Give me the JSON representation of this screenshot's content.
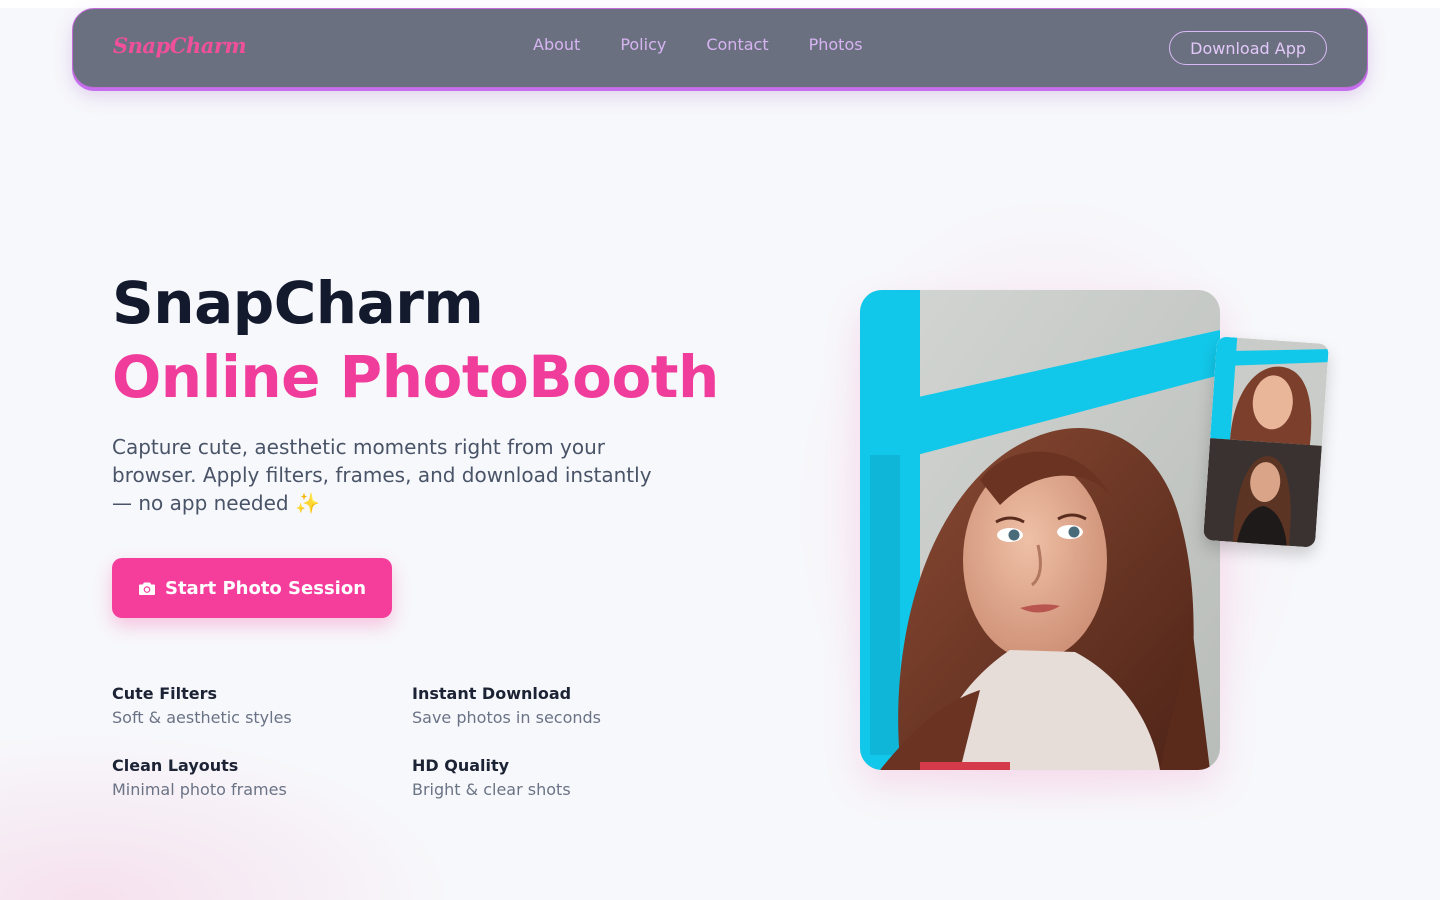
{
  "nav": {
    "logo": "SnapCharm",
    "links": [
      "About",
      "Policy",
      "Contact",
      "Photos"
    ],
    "download_label": "Download App"
  },
  "hero": {
    "title_line1": "SnapCharm",
    "title_line2": "Online PhotoBooth",
    "description": "Capture cute, aesthetic moments right from your browser. Apply filters, frames, and download instantly — no app needed ✨",
    "cta_label": "Start Photo Session",
    "cta_icon": "camera-icon"
  },
  "features": [
    {
      "title": "Cute Filters",
      "subtitle": "Soft & aesthetic styles"
    },
    {
      "title": "Instant Download",
      "subtitle": "Save photos in seconds"
    },
    {
      "title": "Clean Layouts",
      "subtitle": "Minimal photo frames"
    },
    {
      "title": "HD Quality",
      "subtitle": "Bright & clear shots"
    }
  ],
  "colors": {
    "accent": "#f53d9c",
    "navbar": "#6b7080",
    "nav_text": "#d6b4f2",
    "title_dark": "#141a2e"
  }
}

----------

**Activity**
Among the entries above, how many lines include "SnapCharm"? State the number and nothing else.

**Expected output**
2